→ Brief: Retype the data exactly, skipping any picture in it.

→ Record excerpts:

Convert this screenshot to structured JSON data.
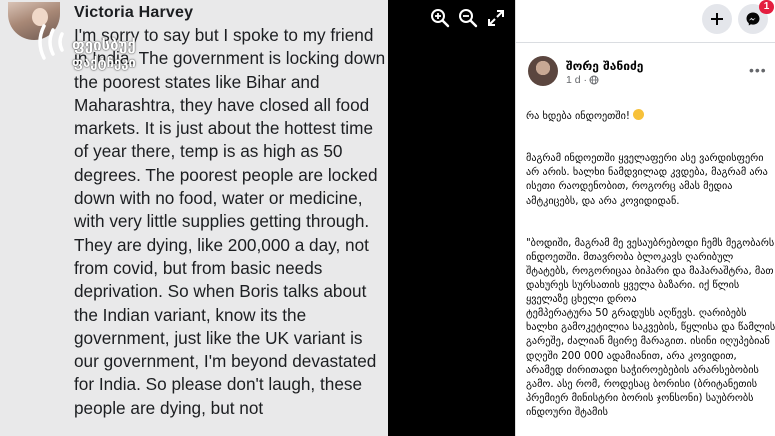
{
  "photo": {
    "author": "Victoria Harvey",
    "post_text": "I'm sorry to say but I spoke to my friend in India. The government is locking down the poorest states like Bihar and Maharashtra, they have closed all food markets. It is just about the hottest time of year there, temp is as high as 50 degrees. The poorest people are locked down with no food, water or medicine, with very little supplies getting through. They are dying, like 200,000 a day, not from covid, but from basic needs deprivation. So when Boris talks about the Indian variant, know its the government, just like the UK variant is our government, I'm beyond devastated for India. So please don't laugh, these people are dying, but not",
    "watermark": {
      "line1": "ფეისბუქ",
      "line2": "ფაქტჩეკი"
    }
  },
  "viewer_controls": {
    "zoom_in_icon": "zoom-in-icon",
    "zoom_out_icon": "zoom-out-icon",
    "fullscreen_icon": "fullscreen-icon"
  },
  "fb_header": {
    "plus_icon": "plus-icon",
    "messenger_icon": "messenger-icon",
    "notification_count": "1"
  },
  "post": {
    "poster_name": "შორე შანიძე",
    "meta": "1 d ·",
    "more_icon": "more-dots-icon",
    "paragraph1": "რა ხდება ინდოეთში!",
    "paragraph2": "მაგრამ ინდოეთში ყველაფერი ასე ვარდისფერი არ არის. ხალხი ნამდვილად კვდება, მაგრამ არა ისეთი რაოდენობით, როგორც ამას მედია ამტკიცებს, და არა კოვიდიდან.",
    "paragraph3": "\"ბოდიში, მაგრამ მე ვესაუბრებოდი ჩემს მეგობარს ინდოეთში. მთავრობა ბლოკავს ღარიბულ შტატებს, როგორიცაა ბიჰარი და მაჰარაშტრა, მათ დახურეს სურსათის ყველა ბაზარი. იქ წლის ყველაზე ცხელი დროა\nტემპერატურა 50 გრადუსს აღწევს. ღარიბებს ხალხი გამოკეტილია საკვების, წყლისა და წამლის გარეშე, ძალიან მცირე მარაგით. ისინი იღუპებიან დღეში 200 000 ადამიანით, არა კოვიდით, არამედ ძირითადი საჭიროებების არარსებობის გამო. ასე რომ, როდესაც ბორისი (ბრიტანეთის პრემიერ მინისტრი ბორის ჯონსონი) საუბრობს ინდოური შტამის"
  },
  "colors": {
    "accent": "#1877f2",
    "badge": "#e41e3f",
    "viewer_bg": "#000000"
  }
}
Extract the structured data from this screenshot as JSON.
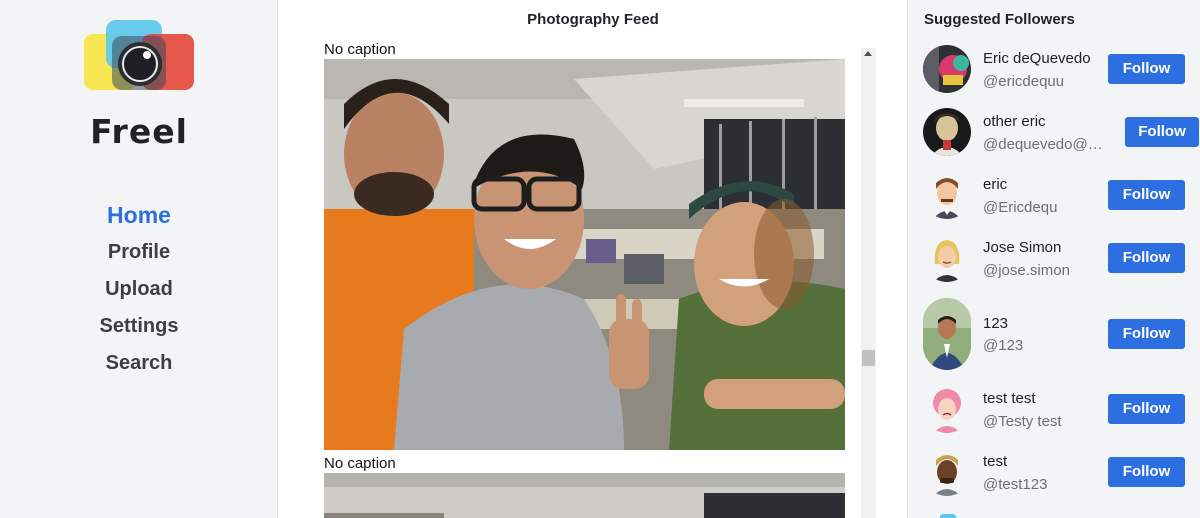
{
  "brand": {
    "name": "Freel"
  },
  "nav": {
    "items": [
      {
        "label": "Home",
        "active": true
      },
      {
        "label": "Profile"
      },
      {
        "label": "Upload"
      },
      {
        "label": "Settings"
      },
      {
        "label": "Search"
      }
    ]
  },
  "feed": {
    "title": "Photography Feed",
    "posts": [
      {
        "caption": "No caption",
        "image": "group-selfie-photo"
      },
      {
        "caption": "No caption",
        "image": "office-ceiling-photo"
      }
    ]
  },
  "suggested": {
    "title": "Suggested Followers",
    "follow_label": "Follow",
    "users": [
      {
        "name": "Eric deQuevedo",
        "handle": "@ericdequu",
        "avatar": "abstract-avatar"
      },
      {
        "name": "other eric",
        "handle": "@dequevedo@gmail.com",
        "avatar": "portrait-avatar"
      },
      {
        "name": "eric",
        "handle": "@Ericdequ",
        "avatar": "cartoon-man-avatar"
      },
      {
        "name": "Jose Simon",
        "handle": "@jose.simon",
        "avatar": "cartoon-woman-avatar"
      },
      {
        "name": "123",
        "handle": "@123",
        "avatar": "photo-man-avatar"
      },
      {
        "name": "test test",
        "handle": "@Testy test",
        "avatar": "cartoon-pink-avatar"
      },
      {
        "name": "test",
        "handle": "@test123",
        "avatar": "cartoon-dark-avatar"
      }
    ]
  },
  "colors": {
    "accent": "#2d6ee0",
    "nav_active": "#2f6fd8",
    "sidebar_bg": "#f3f4f6"
  }
}
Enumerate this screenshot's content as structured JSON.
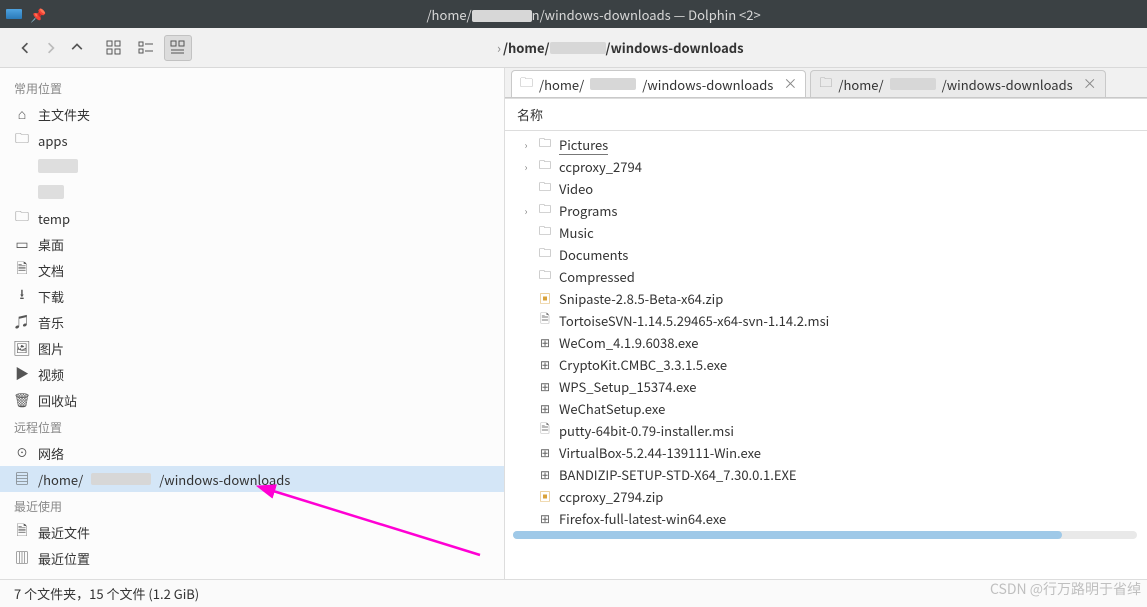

→ Answer to this task:
Convert this screenshot to structured JSON data.
{
  "photo": {
    "author": "Victoria Harvey",
    "post_text": "I'm sorry to say but I spoke to my friend in India. The government is locking down the poorest states like Bihar and Maharashtra, they have closed all food markets. It is just about the hottest time of year there, temp is as high as 50 degrees. The poorest people are locked down with no food, water or medicine, with very little supplies getting through. They are dying, like 200,000 a day, not from covid, but from basic needs deprivation. So when Boris talks about the Indian variant, know its the government, just like the UK variant is our government, I'm beyond devastated for India. So please don't laugh, these people are dying, but not",
    "watermark": {
      "line1": "ფეისბუქ",
      "line2": "ფაქტჩეკი"
    }
  },
  "viewer_controls": {
    "zoom_in_icon": "zoom-in-icon",
    "zoom_out_icon": "zoom-out-icon",
    "fullscreen_icon": "fullscreen-icon"
  },
  "fb_header": {
    "plus_icon": "plus-icon",
    "messenger_icon": "messenger-icon",
    "notification_count": "1"
  },
  "post": {
    "poster_name": "შორე შანიძე",
    "meta": "1 d ·",
    "more_icon": "more-dots-icon",
    "paragraph1": "რა ხდება ინდოეთში!",
    "paragraph2": "მაგრამ ინდოეთში ყველაფერი ასე ვარდისფერი არ არის. ხალხი ნამდვილად კვდება, მაგრამ არა ისეთი რაოდენობით, როგორც ამას მედია ამტკიცებს, და არა კოვიდიდან.",
    "paragraph3": "\"ბოდიში, მაგრამ მე ვესაუბრებოდი ჩემს მეგობარს ინდოეთში. მთავრობა ბლოკავს ღარიბულ შტატებს, როგორიცაა ბიჰარი და მაჰარაშტრა, მათ დახურეს სურსათის ყველა ბაზარი. იქ წლის ყველაზე ცხელი დროა\nტემპერატურა 50 გრადუსს აღწევს. ღარიბებს ხალხი გამოკეტილია საკვების, წყლისა და წამლის გარეშე, ძალიან მცირე მარაგით. ისინი იღუპებიან დღეში 200 000 ადამიანით, არა კოვიდით, არამედ ძირითადი საჭიროებების არარსებობის გამო. ასე რომ, როდესაც ბორისი (ბრიტანეთის პრემიერ მინისტრი ბორის ჯონსონი) საუბრობს ინდოური შტამის"
  },
  "colors": {
    "accent": "#1877f2",
    "badge": "#e41e3f",
    "viewer_bg": "#000000"
  }
}
Extract the structured data from this screenshot as JSON.
{
  "brand": {
    "name": "Freel"
  },
  "nav": {
    "items": [
      {
        "label": "Home",
        "active": true
      },
      {
        "label": "Profile"
      },
      {
        "label": "Upload"
      },
      {
        "label": "Settings"
      },
      {
        "label": "Search"
      }
    ]
  },
  "feed": {
    "title": "Photography Feed",
    "posts": [
      {
        "caption": "No caption",
        "image": "group-selfie-photo"
      },
      {
        "caption": "No caption",
        "image": "office-ceiling-photo"
      }
    ]
  },
  "suggested": {
    "title": "Suggested Followers",
    "follow_label": "Follow",
    "users": [
      {
        "name": "Eric deQuevedo",
        "handle": "@ericdequu",
        "avatar": "abstract-avatar"
      },
      {
        "name": "other eric",
        "handle": "@dequevedo@gmail.com",
        "avatar": "portrait-avatar"
      },
      {
        "name": "eric",
        "handle": "@Ericdequ",
        "avatar": "cartoon-man-avatar"
      },
      {
        "name": "Jose Simon",
        "handle": "@jose.simon",
        "avatar": "cartoon-woman-avatar"
      },
      {
        "name": "123",
        "handle": "@123",
        "avatar": "photo-man-avatar"
      },
      {
        "name": "test test",
        "handle": "@Testy test",
        "avatar": "cartoon-pink-avatar"
      },
      {
        "name": "test",
        "handle": "@test123",
        "avatar": "cartoon-dark-avatar"
      }
    ]
  },
  "colors": {
    "accent": "#2d6ee0",
    "nav_active": "#2f6fd8",
    "sidebar_bg": "#f3f4f6"
  }
}
Enumerate this screenshot's content as structured JSON.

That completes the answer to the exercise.